● **Task to carry out**
Extract all lines from the data beneath that include the word "sender".

● **Extracted material**
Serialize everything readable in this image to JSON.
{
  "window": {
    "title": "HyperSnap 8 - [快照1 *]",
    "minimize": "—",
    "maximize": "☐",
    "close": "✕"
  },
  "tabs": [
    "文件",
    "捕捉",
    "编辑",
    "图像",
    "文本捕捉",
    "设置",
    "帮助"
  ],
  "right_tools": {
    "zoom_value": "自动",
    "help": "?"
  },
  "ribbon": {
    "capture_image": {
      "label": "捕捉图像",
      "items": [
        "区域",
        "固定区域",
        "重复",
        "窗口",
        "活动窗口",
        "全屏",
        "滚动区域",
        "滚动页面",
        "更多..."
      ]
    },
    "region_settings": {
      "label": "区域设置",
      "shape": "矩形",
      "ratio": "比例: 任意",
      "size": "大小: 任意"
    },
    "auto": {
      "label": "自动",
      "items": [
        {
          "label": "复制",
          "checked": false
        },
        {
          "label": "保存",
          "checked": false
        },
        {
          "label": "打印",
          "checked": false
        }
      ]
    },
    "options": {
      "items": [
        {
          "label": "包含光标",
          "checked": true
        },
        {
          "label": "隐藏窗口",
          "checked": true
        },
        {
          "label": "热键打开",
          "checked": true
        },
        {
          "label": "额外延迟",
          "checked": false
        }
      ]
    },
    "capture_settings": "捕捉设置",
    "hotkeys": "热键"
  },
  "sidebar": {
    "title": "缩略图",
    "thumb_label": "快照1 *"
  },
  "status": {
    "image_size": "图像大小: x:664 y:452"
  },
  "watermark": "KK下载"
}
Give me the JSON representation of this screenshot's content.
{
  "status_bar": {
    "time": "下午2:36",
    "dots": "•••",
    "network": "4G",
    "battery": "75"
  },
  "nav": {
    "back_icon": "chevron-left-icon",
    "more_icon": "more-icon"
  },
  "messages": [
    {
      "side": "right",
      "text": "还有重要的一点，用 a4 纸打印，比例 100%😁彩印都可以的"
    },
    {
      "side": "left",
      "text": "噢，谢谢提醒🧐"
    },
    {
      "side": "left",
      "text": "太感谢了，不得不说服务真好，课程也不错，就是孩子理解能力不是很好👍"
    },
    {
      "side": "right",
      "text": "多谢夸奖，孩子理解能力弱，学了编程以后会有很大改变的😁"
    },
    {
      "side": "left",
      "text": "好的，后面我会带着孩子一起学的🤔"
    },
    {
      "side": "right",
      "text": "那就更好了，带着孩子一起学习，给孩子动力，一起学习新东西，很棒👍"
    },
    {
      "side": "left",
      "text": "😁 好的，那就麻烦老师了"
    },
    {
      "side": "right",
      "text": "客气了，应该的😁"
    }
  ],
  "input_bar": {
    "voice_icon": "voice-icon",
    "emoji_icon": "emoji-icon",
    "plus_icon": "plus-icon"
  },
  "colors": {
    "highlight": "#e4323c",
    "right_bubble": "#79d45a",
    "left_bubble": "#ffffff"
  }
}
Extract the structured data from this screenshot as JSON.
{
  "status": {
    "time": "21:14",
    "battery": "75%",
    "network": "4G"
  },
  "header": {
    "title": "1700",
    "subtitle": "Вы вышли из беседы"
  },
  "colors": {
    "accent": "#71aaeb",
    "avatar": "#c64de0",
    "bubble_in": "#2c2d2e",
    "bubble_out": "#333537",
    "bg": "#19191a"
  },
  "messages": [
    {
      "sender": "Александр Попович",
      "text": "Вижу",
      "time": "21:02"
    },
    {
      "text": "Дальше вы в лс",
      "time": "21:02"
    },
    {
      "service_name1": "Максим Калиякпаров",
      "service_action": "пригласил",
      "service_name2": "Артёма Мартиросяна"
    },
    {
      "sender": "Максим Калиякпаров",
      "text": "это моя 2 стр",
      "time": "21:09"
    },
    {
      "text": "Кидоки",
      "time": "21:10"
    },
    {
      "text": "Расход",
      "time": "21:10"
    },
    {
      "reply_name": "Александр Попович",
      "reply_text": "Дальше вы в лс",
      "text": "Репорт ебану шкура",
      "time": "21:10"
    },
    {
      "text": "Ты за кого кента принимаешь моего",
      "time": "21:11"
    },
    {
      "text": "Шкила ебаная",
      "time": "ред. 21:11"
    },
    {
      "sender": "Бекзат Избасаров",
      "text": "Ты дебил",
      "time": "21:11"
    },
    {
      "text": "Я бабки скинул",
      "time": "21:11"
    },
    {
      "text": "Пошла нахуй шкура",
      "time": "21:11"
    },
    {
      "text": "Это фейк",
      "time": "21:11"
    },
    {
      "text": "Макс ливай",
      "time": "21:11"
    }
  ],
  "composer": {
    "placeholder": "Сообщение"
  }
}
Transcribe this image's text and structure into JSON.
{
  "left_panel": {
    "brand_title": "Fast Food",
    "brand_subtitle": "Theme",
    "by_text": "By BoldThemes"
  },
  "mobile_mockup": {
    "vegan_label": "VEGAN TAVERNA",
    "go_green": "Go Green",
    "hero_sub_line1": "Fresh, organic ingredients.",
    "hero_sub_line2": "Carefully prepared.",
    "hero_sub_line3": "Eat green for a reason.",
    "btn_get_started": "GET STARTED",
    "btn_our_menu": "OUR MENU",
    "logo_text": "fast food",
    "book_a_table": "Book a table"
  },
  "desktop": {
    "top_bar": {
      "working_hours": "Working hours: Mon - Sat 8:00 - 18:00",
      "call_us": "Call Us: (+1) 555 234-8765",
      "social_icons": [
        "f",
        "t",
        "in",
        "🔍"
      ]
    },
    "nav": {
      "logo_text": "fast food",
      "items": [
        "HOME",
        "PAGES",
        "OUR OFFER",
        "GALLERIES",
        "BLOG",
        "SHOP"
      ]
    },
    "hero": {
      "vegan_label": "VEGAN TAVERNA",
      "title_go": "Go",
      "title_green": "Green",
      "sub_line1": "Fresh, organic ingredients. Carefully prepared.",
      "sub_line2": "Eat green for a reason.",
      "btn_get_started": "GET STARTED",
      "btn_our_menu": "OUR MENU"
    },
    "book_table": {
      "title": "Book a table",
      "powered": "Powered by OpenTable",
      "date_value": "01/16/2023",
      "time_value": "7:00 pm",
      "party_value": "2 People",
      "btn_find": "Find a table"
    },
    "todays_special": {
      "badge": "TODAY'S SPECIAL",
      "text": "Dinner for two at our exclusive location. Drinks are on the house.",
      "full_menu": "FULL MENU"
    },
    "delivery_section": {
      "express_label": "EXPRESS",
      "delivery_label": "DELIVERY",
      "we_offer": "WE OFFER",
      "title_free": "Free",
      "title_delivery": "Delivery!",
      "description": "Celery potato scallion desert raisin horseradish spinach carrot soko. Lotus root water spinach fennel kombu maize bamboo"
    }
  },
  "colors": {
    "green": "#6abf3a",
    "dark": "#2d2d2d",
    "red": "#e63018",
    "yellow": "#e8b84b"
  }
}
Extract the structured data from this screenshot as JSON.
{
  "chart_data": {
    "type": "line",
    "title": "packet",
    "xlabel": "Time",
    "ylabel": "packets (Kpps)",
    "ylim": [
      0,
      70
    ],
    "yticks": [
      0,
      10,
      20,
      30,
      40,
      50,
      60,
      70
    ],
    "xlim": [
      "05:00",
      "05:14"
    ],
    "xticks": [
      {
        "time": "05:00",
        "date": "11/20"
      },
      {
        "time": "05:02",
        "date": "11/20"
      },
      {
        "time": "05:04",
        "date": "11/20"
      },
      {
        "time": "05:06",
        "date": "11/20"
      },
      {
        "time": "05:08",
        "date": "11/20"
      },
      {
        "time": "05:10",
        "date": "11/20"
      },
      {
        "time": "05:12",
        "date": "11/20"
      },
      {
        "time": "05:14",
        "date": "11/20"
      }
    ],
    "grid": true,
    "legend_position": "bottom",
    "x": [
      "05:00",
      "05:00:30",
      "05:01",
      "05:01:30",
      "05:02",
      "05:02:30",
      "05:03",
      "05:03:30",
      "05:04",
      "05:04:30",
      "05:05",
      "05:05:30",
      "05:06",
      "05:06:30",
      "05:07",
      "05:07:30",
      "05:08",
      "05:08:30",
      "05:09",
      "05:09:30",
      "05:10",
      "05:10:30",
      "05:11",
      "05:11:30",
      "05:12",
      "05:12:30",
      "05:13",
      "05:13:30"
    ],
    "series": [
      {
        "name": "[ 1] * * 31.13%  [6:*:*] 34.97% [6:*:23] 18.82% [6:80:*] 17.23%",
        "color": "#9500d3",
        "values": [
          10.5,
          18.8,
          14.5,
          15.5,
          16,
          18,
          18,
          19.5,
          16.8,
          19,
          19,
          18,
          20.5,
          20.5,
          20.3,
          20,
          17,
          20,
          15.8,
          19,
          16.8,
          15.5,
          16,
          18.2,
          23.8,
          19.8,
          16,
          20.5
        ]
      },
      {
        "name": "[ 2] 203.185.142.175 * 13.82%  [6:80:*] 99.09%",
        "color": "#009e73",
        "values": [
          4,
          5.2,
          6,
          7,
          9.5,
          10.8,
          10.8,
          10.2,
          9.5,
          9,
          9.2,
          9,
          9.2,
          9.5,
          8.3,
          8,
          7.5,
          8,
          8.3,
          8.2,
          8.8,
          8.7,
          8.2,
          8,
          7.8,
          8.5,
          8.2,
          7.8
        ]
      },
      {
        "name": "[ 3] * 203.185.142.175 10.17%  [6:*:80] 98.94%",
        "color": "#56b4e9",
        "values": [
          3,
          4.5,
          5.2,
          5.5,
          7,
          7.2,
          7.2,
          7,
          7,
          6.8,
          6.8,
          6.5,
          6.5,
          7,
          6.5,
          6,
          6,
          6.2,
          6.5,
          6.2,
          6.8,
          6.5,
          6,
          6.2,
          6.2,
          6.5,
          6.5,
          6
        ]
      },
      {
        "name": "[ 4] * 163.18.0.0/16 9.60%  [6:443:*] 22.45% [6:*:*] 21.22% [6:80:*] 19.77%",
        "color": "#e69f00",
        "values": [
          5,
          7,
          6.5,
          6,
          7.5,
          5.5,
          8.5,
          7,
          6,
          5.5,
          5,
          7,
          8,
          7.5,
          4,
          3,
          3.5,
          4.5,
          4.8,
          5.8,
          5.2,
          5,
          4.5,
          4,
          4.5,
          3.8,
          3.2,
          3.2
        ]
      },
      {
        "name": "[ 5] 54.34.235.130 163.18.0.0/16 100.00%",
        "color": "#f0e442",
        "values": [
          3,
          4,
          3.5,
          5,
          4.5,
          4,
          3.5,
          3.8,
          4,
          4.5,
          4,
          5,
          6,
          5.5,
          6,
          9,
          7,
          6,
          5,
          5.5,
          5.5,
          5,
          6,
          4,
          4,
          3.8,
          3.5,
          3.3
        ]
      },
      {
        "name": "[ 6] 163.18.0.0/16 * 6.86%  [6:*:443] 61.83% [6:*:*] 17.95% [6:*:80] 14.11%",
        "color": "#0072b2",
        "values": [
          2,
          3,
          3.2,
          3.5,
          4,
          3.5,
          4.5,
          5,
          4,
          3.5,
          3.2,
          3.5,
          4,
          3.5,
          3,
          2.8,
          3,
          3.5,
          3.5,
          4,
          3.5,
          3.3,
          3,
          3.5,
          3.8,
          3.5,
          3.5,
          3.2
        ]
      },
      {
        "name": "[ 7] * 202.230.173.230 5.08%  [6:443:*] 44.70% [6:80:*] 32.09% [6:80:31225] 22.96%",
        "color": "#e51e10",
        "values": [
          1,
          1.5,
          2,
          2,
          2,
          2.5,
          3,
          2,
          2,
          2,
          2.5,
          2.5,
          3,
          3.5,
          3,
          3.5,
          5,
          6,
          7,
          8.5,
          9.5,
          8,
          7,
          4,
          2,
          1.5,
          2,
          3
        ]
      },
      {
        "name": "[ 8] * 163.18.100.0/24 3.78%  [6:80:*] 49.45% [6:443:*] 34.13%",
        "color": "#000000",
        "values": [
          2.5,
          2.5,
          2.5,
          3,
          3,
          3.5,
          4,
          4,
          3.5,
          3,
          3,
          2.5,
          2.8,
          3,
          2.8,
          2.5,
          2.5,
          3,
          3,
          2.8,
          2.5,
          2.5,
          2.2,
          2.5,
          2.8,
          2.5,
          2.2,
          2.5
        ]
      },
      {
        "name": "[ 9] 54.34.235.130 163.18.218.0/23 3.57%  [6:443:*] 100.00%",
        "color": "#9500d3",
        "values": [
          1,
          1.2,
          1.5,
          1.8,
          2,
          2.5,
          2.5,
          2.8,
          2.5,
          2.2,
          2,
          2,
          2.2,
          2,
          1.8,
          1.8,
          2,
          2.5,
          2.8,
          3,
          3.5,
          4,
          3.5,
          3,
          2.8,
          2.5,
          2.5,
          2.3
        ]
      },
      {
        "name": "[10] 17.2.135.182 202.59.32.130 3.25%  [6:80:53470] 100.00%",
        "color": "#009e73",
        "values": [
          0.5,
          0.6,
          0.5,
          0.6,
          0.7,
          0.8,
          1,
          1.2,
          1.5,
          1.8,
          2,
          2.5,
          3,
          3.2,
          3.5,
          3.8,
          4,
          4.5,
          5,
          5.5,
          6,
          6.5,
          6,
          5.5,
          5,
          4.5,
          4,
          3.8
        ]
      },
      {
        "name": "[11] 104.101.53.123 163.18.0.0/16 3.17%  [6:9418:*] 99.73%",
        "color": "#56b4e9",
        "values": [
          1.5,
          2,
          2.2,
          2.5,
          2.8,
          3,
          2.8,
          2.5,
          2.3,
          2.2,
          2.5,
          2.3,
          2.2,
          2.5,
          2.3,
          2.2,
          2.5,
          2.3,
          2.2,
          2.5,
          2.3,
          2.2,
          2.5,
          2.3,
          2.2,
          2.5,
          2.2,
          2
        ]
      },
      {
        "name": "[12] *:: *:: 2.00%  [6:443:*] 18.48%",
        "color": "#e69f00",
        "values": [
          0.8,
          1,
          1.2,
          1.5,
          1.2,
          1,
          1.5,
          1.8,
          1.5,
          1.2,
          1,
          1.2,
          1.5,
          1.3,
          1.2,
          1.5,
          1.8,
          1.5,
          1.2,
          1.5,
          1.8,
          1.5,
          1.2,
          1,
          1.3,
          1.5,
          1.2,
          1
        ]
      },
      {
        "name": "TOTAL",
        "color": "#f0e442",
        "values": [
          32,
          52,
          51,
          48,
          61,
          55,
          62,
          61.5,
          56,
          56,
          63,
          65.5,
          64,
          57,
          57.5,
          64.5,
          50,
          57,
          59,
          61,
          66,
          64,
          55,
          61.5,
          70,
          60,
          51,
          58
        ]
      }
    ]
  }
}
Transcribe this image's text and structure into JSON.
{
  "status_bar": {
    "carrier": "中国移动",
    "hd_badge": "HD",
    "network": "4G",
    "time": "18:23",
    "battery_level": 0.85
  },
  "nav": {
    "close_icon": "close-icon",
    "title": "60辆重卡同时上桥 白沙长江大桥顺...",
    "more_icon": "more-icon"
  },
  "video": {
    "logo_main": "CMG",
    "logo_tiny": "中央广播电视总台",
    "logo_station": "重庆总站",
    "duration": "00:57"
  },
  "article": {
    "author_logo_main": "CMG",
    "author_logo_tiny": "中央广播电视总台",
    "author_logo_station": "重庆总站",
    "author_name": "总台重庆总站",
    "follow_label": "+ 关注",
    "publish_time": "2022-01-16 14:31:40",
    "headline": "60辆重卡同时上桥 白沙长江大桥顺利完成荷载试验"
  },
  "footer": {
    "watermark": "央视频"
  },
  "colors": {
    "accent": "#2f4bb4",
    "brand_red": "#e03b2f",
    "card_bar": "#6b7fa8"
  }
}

● **Result of this exercise**
      "sender": "Александр Попович",
      "sender": "Максим Калиякпаров",
      "sender": "Бекзат Избасаров",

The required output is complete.